A virus is a biological agent that reproduces inside the cells of living hosts. When infected by a virus, a host cell is forced to produce thousands of identical copies of the original virus at an extraordinary rate. Unlike most living things, viruses do not have cells that divide; new viruses are assembled in the infected host cell. However, unlike still simpler infectious agents, viruses contain genes, which gives them the ability to mutate and evolve. Over 5,000 species of viruses have been discovered.

Volatile Air Compounds (VOCs)

Healthy Homes products protect against volatile organic compounds (VOCs) airborne particulates. Most indoor air pollution comes from sources inside the building. For example, adhesives, carpeting, upholstery, manufactured wood products, copy machines, printers, pesticides, and cleaning agents may emit volatile organic compounds (VOCs), including formaldehyde, other toxic compounds, and airborne particulates.

VOCs may cause chronic and acute health effects at high concentrations. Some are known carcinogens. Low to moderate levels of multiple VOCs may also produce acute reactions.

Combustion products such as carbon monoxide, nitrogen dioxide and airborne particulates can come from space heaters, wood stoves, fireplaces and gas stoves.

The outdoor air that enters a structure can be a source of indoor air pollution as well.
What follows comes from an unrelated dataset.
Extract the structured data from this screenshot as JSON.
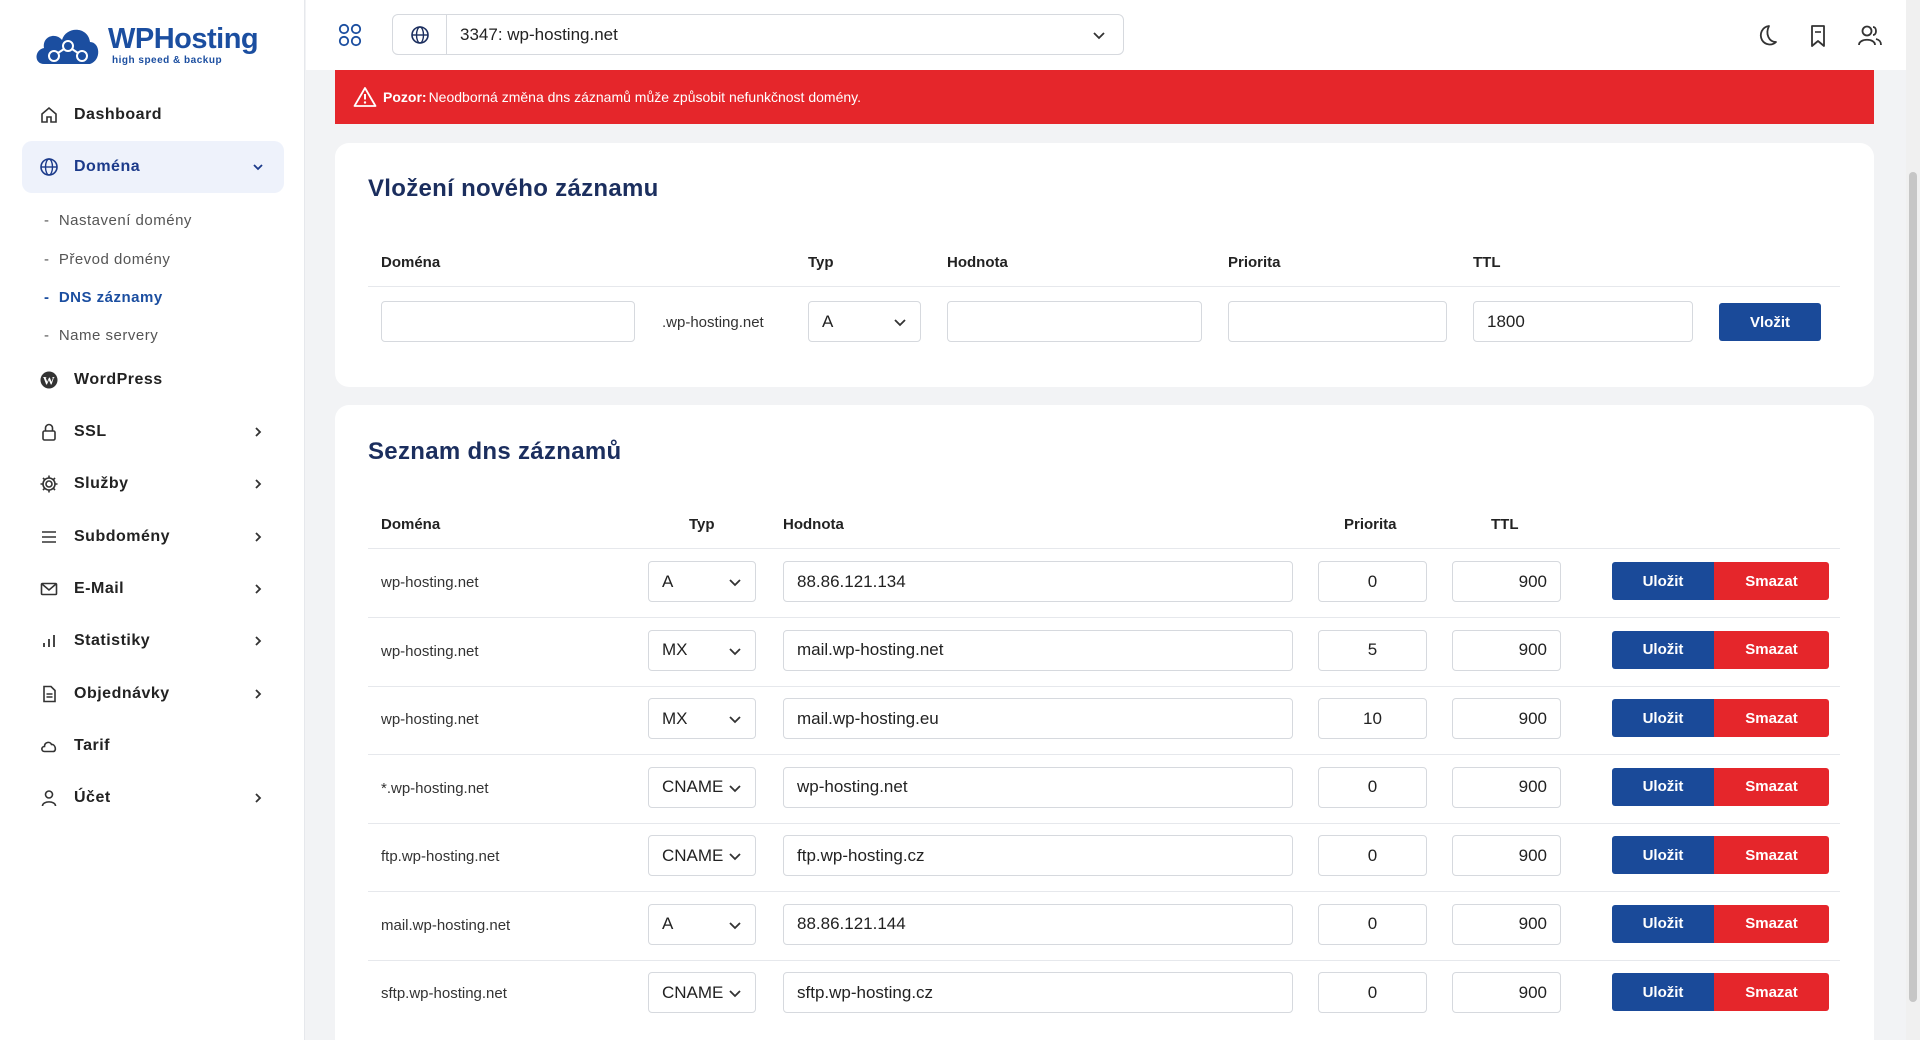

For example, pollutants from motor vehicle exhausts; plumbing vents, and building exhausts (e.g., bathrooms and kitchens) can enter the building through poorly located air intake vents, windows, and other openings. In addition, combustion products can enter a building from a nearby garage.


Healthy Homes’ Odor Cleaner UN-Odor is a blend of biologicals and essential oils that efficiently break down and consume surface and airborne odor-producing molecules – the malodor molecules – and particles produced by molds, bacteria, cigarette smoke, fire smoke, food preparation, pollen, pets and urines.

The preferred application technique for UN-Odor is with a Fog. Fogging is considered the modern, scientific way to attach to and break down mold spores, bacteria, smoke, odors, and any volatile organic compounds (VOCs) suspended in air. Surface chemical wipes, or natural surface treatments, cannot eliminate airborne mold spores. UN-Odor can also be applied with a spray mist.